━━━ Extracted information

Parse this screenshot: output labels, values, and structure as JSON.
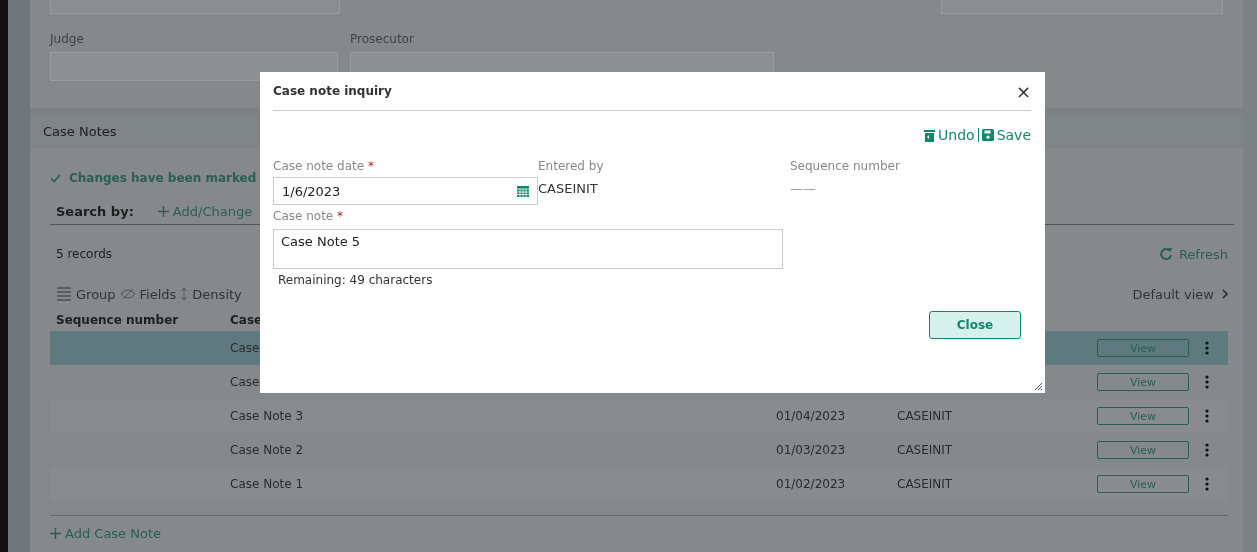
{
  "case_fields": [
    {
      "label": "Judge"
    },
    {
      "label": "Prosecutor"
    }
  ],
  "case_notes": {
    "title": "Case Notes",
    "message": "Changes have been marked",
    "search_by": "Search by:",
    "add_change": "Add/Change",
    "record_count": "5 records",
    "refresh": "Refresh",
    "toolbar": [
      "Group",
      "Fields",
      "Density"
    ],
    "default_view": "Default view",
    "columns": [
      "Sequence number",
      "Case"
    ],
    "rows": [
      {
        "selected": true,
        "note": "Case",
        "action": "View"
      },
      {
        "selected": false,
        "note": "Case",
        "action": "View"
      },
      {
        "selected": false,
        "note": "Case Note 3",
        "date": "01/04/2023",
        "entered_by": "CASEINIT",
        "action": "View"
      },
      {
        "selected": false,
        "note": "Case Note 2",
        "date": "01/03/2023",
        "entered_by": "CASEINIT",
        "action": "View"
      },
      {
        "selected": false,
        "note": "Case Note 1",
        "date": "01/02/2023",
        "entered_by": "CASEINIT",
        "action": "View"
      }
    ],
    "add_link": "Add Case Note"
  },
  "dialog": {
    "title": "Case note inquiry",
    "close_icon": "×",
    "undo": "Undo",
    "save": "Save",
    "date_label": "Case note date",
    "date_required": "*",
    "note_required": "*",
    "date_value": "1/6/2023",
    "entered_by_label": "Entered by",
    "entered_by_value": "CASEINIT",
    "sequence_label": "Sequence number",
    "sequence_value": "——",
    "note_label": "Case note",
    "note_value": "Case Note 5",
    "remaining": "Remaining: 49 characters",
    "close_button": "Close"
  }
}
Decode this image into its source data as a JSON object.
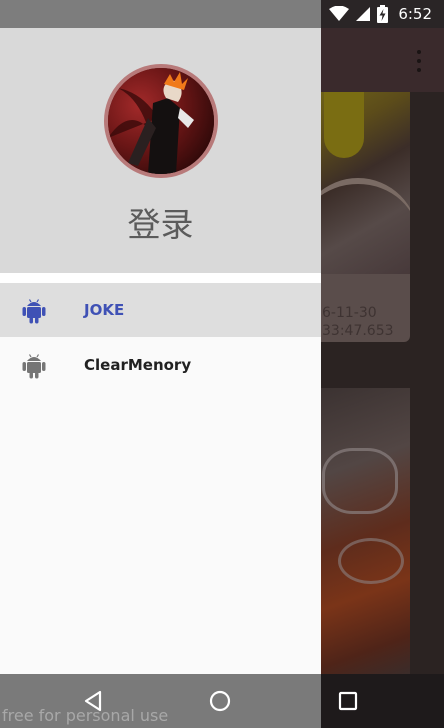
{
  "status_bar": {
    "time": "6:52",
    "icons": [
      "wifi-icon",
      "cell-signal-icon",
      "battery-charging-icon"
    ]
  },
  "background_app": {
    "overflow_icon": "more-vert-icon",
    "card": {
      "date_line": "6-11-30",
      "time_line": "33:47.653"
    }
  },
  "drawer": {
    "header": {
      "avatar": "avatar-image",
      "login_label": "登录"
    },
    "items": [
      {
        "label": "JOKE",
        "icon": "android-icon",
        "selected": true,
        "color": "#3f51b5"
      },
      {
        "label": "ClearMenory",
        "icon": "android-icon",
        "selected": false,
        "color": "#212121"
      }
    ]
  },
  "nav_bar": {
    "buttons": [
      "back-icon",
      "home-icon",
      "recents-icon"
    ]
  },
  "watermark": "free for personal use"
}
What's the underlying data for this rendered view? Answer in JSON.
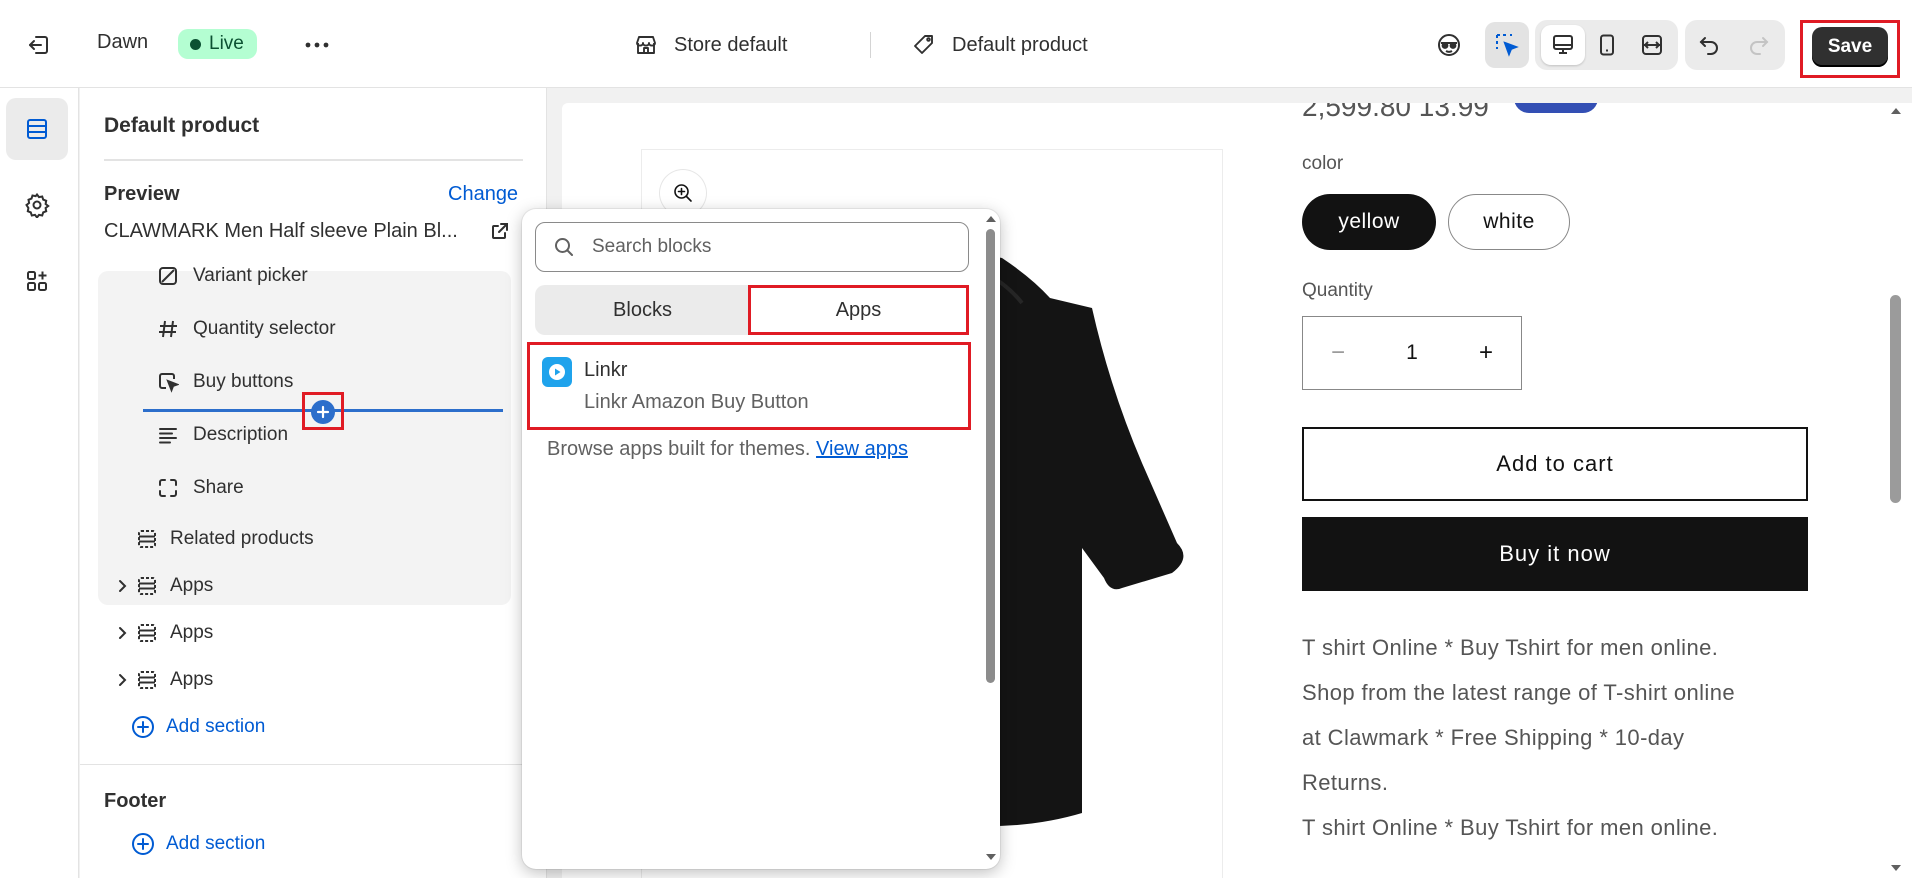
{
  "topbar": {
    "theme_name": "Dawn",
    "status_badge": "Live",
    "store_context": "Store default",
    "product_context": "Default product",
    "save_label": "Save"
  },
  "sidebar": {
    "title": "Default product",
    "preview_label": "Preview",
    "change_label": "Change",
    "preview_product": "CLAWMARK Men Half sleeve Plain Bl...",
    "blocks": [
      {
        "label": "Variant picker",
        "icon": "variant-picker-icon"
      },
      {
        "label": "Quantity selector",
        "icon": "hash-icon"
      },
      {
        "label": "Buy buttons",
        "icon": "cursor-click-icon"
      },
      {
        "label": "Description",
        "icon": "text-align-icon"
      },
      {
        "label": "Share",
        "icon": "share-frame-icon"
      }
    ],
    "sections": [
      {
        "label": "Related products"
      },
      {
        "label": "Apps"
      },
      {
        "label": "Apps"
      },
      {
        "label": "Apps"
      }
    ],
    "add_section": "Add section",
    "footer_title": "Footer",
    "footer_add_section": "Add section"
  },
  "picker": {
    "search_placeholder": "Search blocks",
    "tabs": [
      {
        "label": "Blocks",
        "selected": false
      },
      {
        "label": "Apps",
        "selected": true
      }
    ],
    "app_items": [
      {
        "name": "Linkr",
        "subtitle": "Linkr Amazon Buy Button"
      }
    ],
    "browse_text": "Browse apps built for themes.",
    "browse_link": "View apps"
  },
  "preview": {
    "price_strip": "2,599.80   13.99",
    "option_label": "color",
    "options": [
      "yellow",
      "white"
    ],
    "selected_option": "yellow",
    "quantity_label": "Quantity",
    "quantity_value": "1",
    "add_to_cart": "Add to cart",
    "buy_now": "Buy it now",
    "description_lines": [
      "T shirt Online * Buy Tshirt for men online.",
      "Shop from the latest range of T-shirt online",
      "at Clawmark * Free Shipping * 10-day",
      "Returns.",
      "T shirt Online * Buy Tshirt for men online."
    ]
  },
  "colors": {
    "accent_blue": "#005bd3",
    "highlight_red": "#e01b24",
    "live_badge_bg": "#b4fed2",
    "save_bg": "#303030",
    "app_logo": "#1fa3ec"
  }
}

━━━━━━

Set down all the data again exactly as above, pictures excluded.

• **Solution for this problem**:
Parse this screenshot: output labels, values, and structure as JSON.
{
  "case_fields": [
    {
      "label": "Judge"
    },
    {
      "label": "Prosecutor"
    }
  ],
  "case_notes": {
    "title": "Case Notes",
    "message": "Changes have been marked",
    "search_by": "Search by:",
    "add_change": "Add/Change",
    "record_count": "5 records",
    "refresh": "Refresh",
    "toolbar": [
      "Group",
      "Fields",
      "Density"
    ],
    "default_view": "Default view",
    "columns": [
      "Sequence number",
      "Case"
    ],
    "rows": [
      {
        "selected": true,
        "note": "Case",
        "action": "View"
      },
      {
        "selected": false,
        "note": "Case",
        "action": "View"
      },
      {
        "selected": false,
        "note": "Case Note 3",
        "date": "01/04/2023",
        "entered_by": "CASEINIT",
        "action": "View"
      },
      {
        "selected": false,
        "note": "Case Note 2",
        "date": "01/03/2023",
        "entered_by": "CASEINIT",
        "action": "View"
      },
      {
        "selected": false,
        "note": "Case Note 1",
        "date": "01/02/2023",
        "entered_by": "CASEINIT",
        "action": "View"
      }
    ],
    "add_link": "Add Case Note"
  },
  "dialog": {
    "title": "Case note inquiry",
    "close_icon": "×",
    "undo": "Undo",
    "save": "Save",
    "date_label": "Case note date",
    "date_required": "*",
    "note_required": "*",
    "date_value": "1/6/2023",
    "entered_by_label": "Entered by",
    "entered_by_value": "CASEINIT",
    "sequence_label": "Sequence number",
    "sequence_value": "——",
    "note_label": "Case note",
    "note_value": "Case Note 5",
    "remaining": "Remaining: 49 characters",
    "close_button": "Close"
  }
}
Decode this image into its source data as a JSON object.
{
  "status_bar": {
    "time": "6:52",
    "icons": [
      "wifi-icon",
      "cell-signal-icon",
      "battery-charging-icon"
    ]
  },
  "background_app": {
    "overflow_icon": "more-vert-icon",
    "card": {
      "date_line": "6-11-30",
      "time_line": "33:47.653"
    }
  },
  "drawer": {
    "header": {
      "avatar": "avatar-image",
      "login_label": "登录"
    },
    "items": [
      {
        "label": "JOKE",
        "icon": "android-icon",
        "selected": true,
        "color": "#3f51b5"
      },
      {
        "label": "ClearMenory",
        "icon": "android-icon",
        "selected": false,
        "color": "#212121"
      }
    ]
  },
  "nav_bar": {
    "buttons": [
      "back-icon",
      "home-icon",
      "recents-icon"
    ]
  },
  "watermark": "free for personal use"
}
What's the underlying data for this rendered view? Answer in JSON.
{
  "topbar": {
    "theme_name": "Dawn",
    "status_badge": "Live",
    "store_context": "Store default",
    "product_context": "Default product",
    "save_label": "Save"
  },
  "sidebar": {
    "title": "Default product",
    "preview_label": "Preview",
    "change_label": "Change",
    "preview_product": "CLAWMARK Men Half sleeve Plain Bl...",
    "blocks": [
      {
        "label": "Variant picker",
        "icon": "variant-picker-icon"
      },
      {
        "label": "Quantity selector",
        "icon": "hash-icon"
      },
      {
        "label": "Buy buttons",
        "icon": "cursor-click-icon"
      },
      {
        "label": "Description",
        "icon": "text-align-icon"
      },
      {
        "label": "Share",
        "icon": "share-frame-icon"
      }
    ],
    "sections": [
      {
        "label": "Related products"
      },
      {
        "label": "Apps"
      },
      {
        "label": "Apps"
      },
      {
        "label": "Apps"
      }
    ],
    "add_section": "Add section",
    "footer_title": "Footer",
    "footer_add_section": "Add section"
  },
  "picker": {
    "search_placeholder": "Search blocks",
    "tabs": [
      {
        "label": "Blocks",
        "selected": false
      },
      {
        "label": "Apps",
        "selected": true
      }
    ],
    "app_items": [
      {
        "name": "Linkr",
        "subtitle": "Linkr Amazon Buy Button"
      }
    ],
    "browse_text": "Browse apps built for themes.",
    "browse_link": "View apps"
  },
  "preview": {
    "price_strip": "2,599.80   13.99",
    "option_label": "color",
    "options": [
      "yellow",
      "white"
    ],
    "selected_option": "yellow",
    "quantity_label": "Quantity",
    "quantity_value": "1",
    "add_to_cart": "Add to cart",
    "buy_now": "Buy it now",
    "description_lines": [
      "T shirt Online * Buy Tshirt for men online.",
      "Shop from the latest range of T-shirt online",
      "at Clawmark * Free Shipping * 10-day",
      "Returns.",
      "T shirt Online * Buy Tshirt for men online."
    ]
  },
  "colors": {
    "accent_blue": "#005bd3",
    "highlight_red": "#e01b24",
    "live_badge_bg": "#b4fed2",
    "save_bg": "#303030",
    "app_logo": "#1fa3ec"
  }
}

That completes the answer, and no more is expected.